This idea, that our ego isn’t the be-all and end-all, flourished in Asia for centuries before landing in California in the 1960s. Thoughts were illusions, the swamis and lamas maintained, and nirvana lay on the other side of ego death. But, for modern Americans, all those earnest (and sometimes addled) attempts to transcend the self didn’t turn out to be that practical. To make sense of today’s fast-paced world, we need our egos to navigate our relationships and responsibilities. We just don’t need to use them like Maslow’s hammer, turning everything around us into a psychological problem to beat on.
Instead, we can stay above our storytelling mind and simply monitor the knobs and levers of our neurobiology. And while this may seem far-fetched, top performers are already there. Tibetan monks can shut off their default mode network (or inner mind chatter) almost at will, SEAL snipers tune their brainwaves to the alpha frequency before locking on to targets, extreme athletes smooth out their heart rhythms right before dropping into a mountain or wave.

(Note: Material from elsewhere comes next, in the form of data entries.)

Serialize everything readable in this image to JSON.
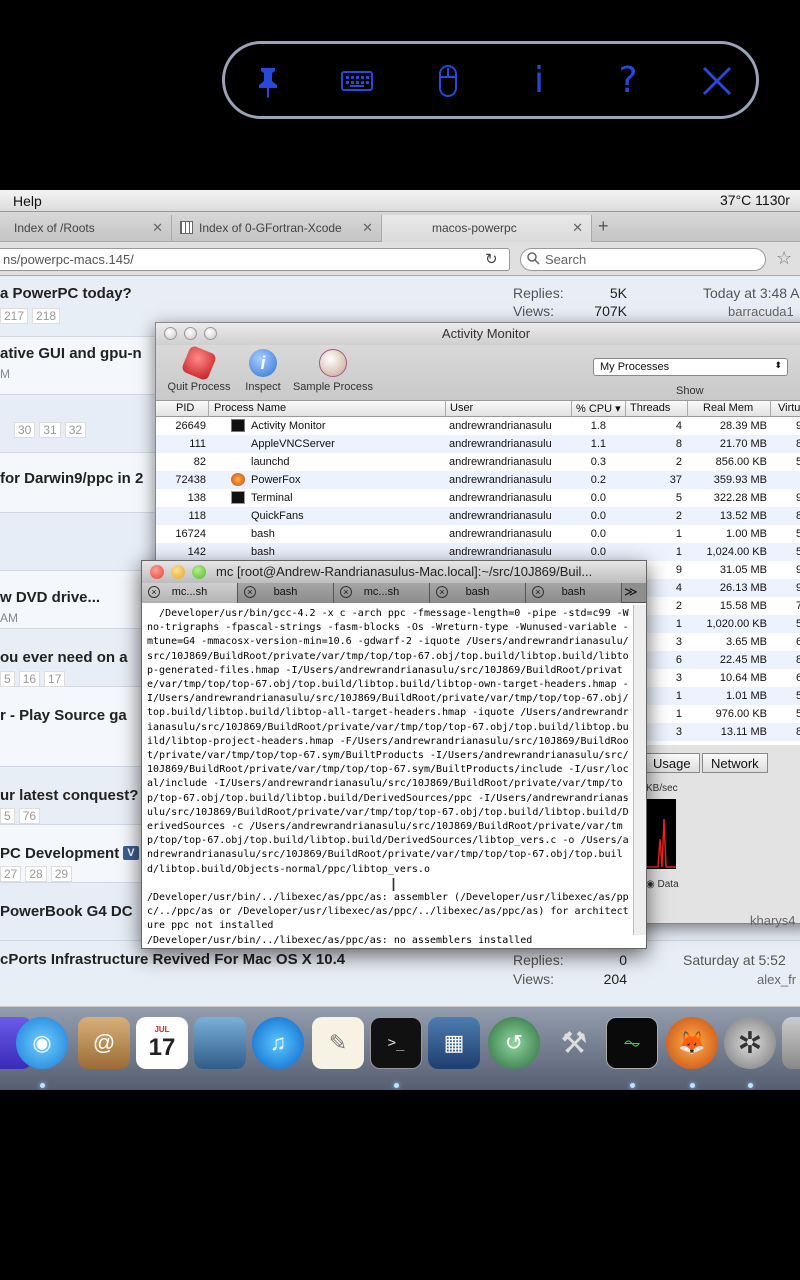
{
  "vnc_toolbar": {
    "info_label": "i",
    "help_label": "?"
  },
  "menubar": {
    "help": "Help",
    "status": "37°C 1130r"
  },
  "browser": {
    "tabs": [
      "Index of /Roots",
      "Index of 0-GFortran-Xcode",
      "macos-powerpc"
    ],
    "url": "ns/powerpc-macs.145/",
    "search_placeholder": "Search"
  },
  "forum": {
    "rows": [
      {
        "title": "a PowerPC today?",
        "pages": [
          "217",
          "218"
        ],
        "replies_label": "Replies:",
        "replies": "5K",
        "views_label": "Views:",
        "views": "707K",
        "date": "Today at 3:48 A",
        "user": "barracuda1"
      },
      {
        "title": "ative GUI and gpu-n",
        "sub": "M"
      },
      {
        "pages": [
          "30",
          "31",
          "32"
        ]
      },
      {
        "title": "for Darwin9/ppc in 2"
      },
      {},
      {
        "title": "w DVD drive...",
        "sub": "AM"
      },
      {
        "title": "ou ever need on a",
        "pages": [
          "5",
          "16",
          "17"
        ]
      },
      {
        "title": "r - Play Source ga"
      },
      {
        "title": "ur latest conquest?",
        "pages": [
          "5",
          "76"
        ]
      },
      {
        "title": "PC Development",
        "badge": "V",
        "pages": [
          "27",
          "28",
          "29"
        ]
      },
      {
        "title": "PowerBook G4 DC",
        "user": "kharys4"
      },
      {
        "title": "cPorts Infrastructure Revived For Mac OS X 10.4",
        "replies_label": "Replies:",
        "replies": "0",
        "views_label": "Views:",
        "views": "204",
        "date": "Saturday at 5:52",
        "user": "alex_fr"
      }
    ]
  },
  "activity_monitor": {
    "title": "Activity Monitor",
    "quit": "Quit Process",
    "inspect": "Inspect",
    "sample": "Sample Process",
    "filter": "My Processes",
    "show": "Show",
    "columns": [
      "PID",
      "Process Name",
      "User",
      "% CPU ▾",
      "Threads",
      "Real Mem",
      "Virtu"
    ],
    "processes": [
      {
        "pid": "26649",
        "name": "Activity Monitor",
        "user": "andrewrandrianasulu",
        "cpu": "1.8",
        "threads": "4",
        "mem": "28.39 MB",
        "v": "9",
        "icon": "am"
      },
      {
        "pid": "111",
        "name": "AppleVNCServer",
        "user": "andrewrandrianasulu",
        "cpu": "1.1",
        "threads": "8",
        "mem": "21.70 MB",
        "v": "8"
      },
      {
        "pid": "82",
        "name": "launchd",
        "user": "andrewrandrianasulu",
        "cpu": "0.3",
        "threads": "2",
        "mem": "856.00 KB",
        "v": "5"
      },
      {
        "pid": "72438",
        "name": "PowerFox",
        "user": "andrewrandrianasulu",
        "cpu": "0.2",
        "threads": "37",
        "mem": "359.93 MB",
        "v": "",
        "icon": "fox"
      },
      {
        "pid": "138",
        "name": "Terminal",
        "user": "andrewrandrianasulu",
        "cpu": "0.0",
        "threads": "5",
        "mem": "322.28 MB",
        "v": "9",
        "icon": "term"
      },
      {
        "pid": "118",
        "name": "QuickFans",
        "user": "andrewrandrianasulu",
        "cpu": "0.0",
        "threads": "2",
        "mem": "13.52 MB",
        "v": "8"
      },
      {
        "pid": "16724",
        "name": "bash",
        "user": "andrewrandrianasulu",
        "cpu": "0.0",
        "threads": "1",
        "mem": "1.00 MB",
        "v": "5"
      },
      {
        "pid": "142",
        "name": "bash",
        "user": "andrewrandrianasulu",
        "cpu": "0.0",
        "threads": "1",
        "mem": "1,024.00 KB",
        "v": "5"
      },
      {
        "threads": "9",
        "mem": "31.05 MB",
        "v": "9"
      },
      {
        "threads": "4",
        "mem": "26.13 MB",
        "v": "9"
      },
      {
        "threads": "2",
        "mem": "15.58 MB",
        "v": "7"
      },
      {
        "threads": "1",
        "mem": "1,020.00 KB",
        "v": "5"
      },
      {
        "threads": "3",
        "mem": "3.65 MB",
        "v": "6"
      },
      {
        "threads": "6",
        "mem": "22.45 MB",
        "v": "8"
      },
      {
        "threads": "3",
        "mem": "10.64 MB",
        "v": "6"
      },
      {
        "threads": "1",
        "mem": "1.01 MB",
        "v": "5"
      },
      {
        "threads": "1",
        "mem": "976.00 KB",
        "v": "5"
      },
      {
        "threads": "3",
        "mem": "13.11 MB",
        "v": "8"
      }
    ],
    "tabs": [
      "Usage",
      "Network"
    ],
    "graph_unit": "KB/sec",
    "data_label": "Data",
    "other_user": "kharys4"
  },
  "terminal": {
    "title": "mc [root@Andrew-Randrianasulus-Mac.local]:~/src/10J869/Buil...",
    "tabs": [
      "mc...sh",
      "bash",
      "mc...sh",
      "bash",
      "bash"
    ],
    "more": "≫",
    "text": "  /Developer/usr/bin/gcc-4.2 -x c -arch ppc -fmessage-length=0 -pipe -std=c99 -Wno-trigraphs -fpascal-strings -fasm-blocks -Os -Wreturn-type -Wunused-variable -mtune=G4 -mmacosx-version-min=10.6 -gdwarf-2 -iquote /Users/andrewrandrianasulu/src/10J869/BuildRoot/private/var/tmp/top/top-67.obj/top.build/libtop.build/libtop-generated-files.hmap -I/Users/andrewrandrianasulu/src/10J869/BuildRoot/private/var/tmp/top/top-67.obj/top.build/libtop.build/libtop-own-target-headers.hmap -I/Users/andrewrandrianasulu/src/10J869/BuildRoot/private/var/tmp/top/top-67.obj/top.build/libtop.build/libtop-all-target-headers.hmap -iquote /Users/andrewrandrianasulu/src/10J869/BuildRoot/private/var/tmp/top/top-67.obj/top.build/libtop.build/libtop-project-headers.hmap -F/Users/andrewrandrianasulu/src/10J869/BuildRoot/private/var/tmp/top/top-67.sym/BuiltProducts -I/Users/andrewrandrianasulu/src/10J869/BuildRoot/private/var/tmp/top/top-67.sym/BuiltProducts/include -I/usr/local/include -I/Users/andrewrandrianasulu/src/10J869/BuildRoot/private/var/tmp/top/top-67.obj/top.build/libtop.build/DerivedSources/ppc -I/Users/andrewrandrianasulu/src/10J869/BuildRoot/private/var/tmp/top/top-67.obj/top.build/libtop.build/DerivedSources -c /Users/andrewrandrianasulu/src/10J869/BuildRoot/private/var/tmp/top/top-67.obj/top.build/libtop.build/DerivedSources/libtop_vers.c -o /Users/andrewrandrianasulu/src/10J869/BuildRoot/private/var/tmp/top/top-67.obj/top.build/libtop.build/Objects-normal/ppc/libtop_vers.o\n\n/Developer/usr/bin/../libexec/as/ppc/as: assembler (/Developer/usr/libexec/as/ppc/../ppc/as or /Developer/usr/libexec/as/ppc/../libexec/as/ppc/as) for architecture ppc not installed\n/Developer/usr/bin/../libexec/as/ppc/as: no assemblers installed"
  },
  "dock": {
    "calendar_day": "17",
    "calendar_month": "JUL"
  },
  "colors": {
    "vnc_icon": "#2748d8",
    "vnc_border": "#9aa3b8",
    "close_red": "#e0443e",
    "min_yellow": "#e2a431",
    "zoom_green": "#58b134"
  }
}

They’re deliberately doing an end run around their conscious minds. They’re accessing more efficient and effective ways of being, and they’re doing this exactly backward from how most of us have been taught.
Which brings us to ecstasis. When we step beyond our conventional egos and experience the richness of altered states, it’s essential to upgrade our software. Those monkey-suit personas we thought were us (until we suddenly realize they aren’t) don’t need to confine us or define us. “To diagnose . . . yourself while in the midst of action requires the ability to achieve some distance from those on-the-ground events,” Harvard Business School professor Ron Heifetz maintains. “‘Getting on the balcony’ . . . [provides] the distanced perspective you need to see what is really happening.”
And this is what moving from OS to UI delivers: a better view from the balcony.
When we consistently see more of “what is really happening,” we can liberate ourselves from the limitations of our psychology. We can put our egos to better use, using them to modulate our neurobiology and with it, our experience. We can train our brains to find our minds.
Did you enjoy this excerpt? Want more advice and inspiration? Be sure to pick up the complete book today at a local bookstore, or purchase on Amazon here: Stealing Fire: How Silicon Valley, The Navy SEALs and Maverick Scientists Are Revolutionizing the Way We Live and Work.